The prospect of the UK avoiding Brexit, or even a “hard” version, remains doubtful. 

Before the general election, the Brexiteers would boast that everything had gone their way. Parliament had voted to trigger Article 50 by a majority of 372. The Treasury-forecast recession hadn't occurred. And polls showed the public backing Brexit by a comfortable margin

But since the Conservatives' electoral humbling, the Leavers have been forced to retreat on multiple fronts. After promising in May that the dispute over the timetable for the Brexit talks would be "the fight of the summer", David Davis capitulated on the first day.

The UK will be forced to settle matters such as EU citizens' rights, the Irish border and the divorce bill before discussions begin on a future relationship. Having previously insisted that a new trade deal could agreed by 29 March 2019 (Britain's scheduled departure date), the Brexiteers have now conceded that this is, in Liam Fox's words, "optimistic" (translation: deluded). 

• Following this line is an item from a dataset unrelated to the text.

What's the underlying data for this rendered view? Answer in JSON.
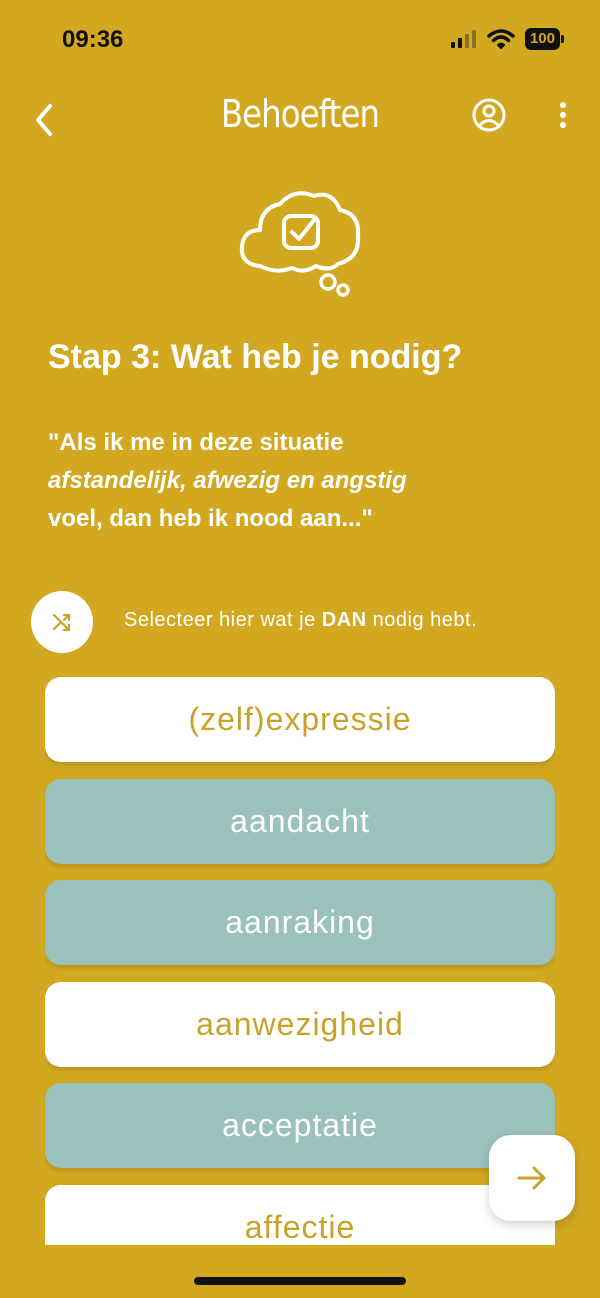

That means the transitional arrangement the Leavers once resisted is now regarded as inevitable. After the eradication of the Conservatives' majority, the insistence that "no deal is better than a bad deal" is no longer credible. No deal would mean the immediate return of a hard Northern Irish border (to the consternation of the Tories' partners the DUP) and, in a hung parliament, there are no longer the votes required to pursue a radical deregulatory, free market agenda (for the purpose of undercutting the EU). As importantly for the Conservatives, an apocalyptic exit could pave the way for a Jeremy Corbyn premiership (a figure they previously regarded as irretrievably doomed). 

Philip Hammond, emboldened by the humiliation of the Prime Minister who planned to sack him, has today outlined an alternative. After formally departing the EU in 2019, Britain will continue to abide by the rules of the single market and the customs union: the acceptance of free movement, European legal supremacy, continued budget contributions and a prohibition on independent trade deals. Faced with the obstacles described above, even hard Brexiteers such as Liam Fox and Michael Gove have recognised that the game is up.

But though they have lost battles, the Leavers are still set to win the war. There is no parliamentary majority for a second referendum (with the pro-Remain Liberal Democrats still enfeebled), Hammond has conceded that any transitional arrangement would end by June 2022 (the scheduled date of the next election) and most MPs are prepared to accept single market withdrawal. The prospect of Britain avoiding Brexit, or even a "hard" version, remains doubtful. 

George Eaton is political editor of the New Statesman.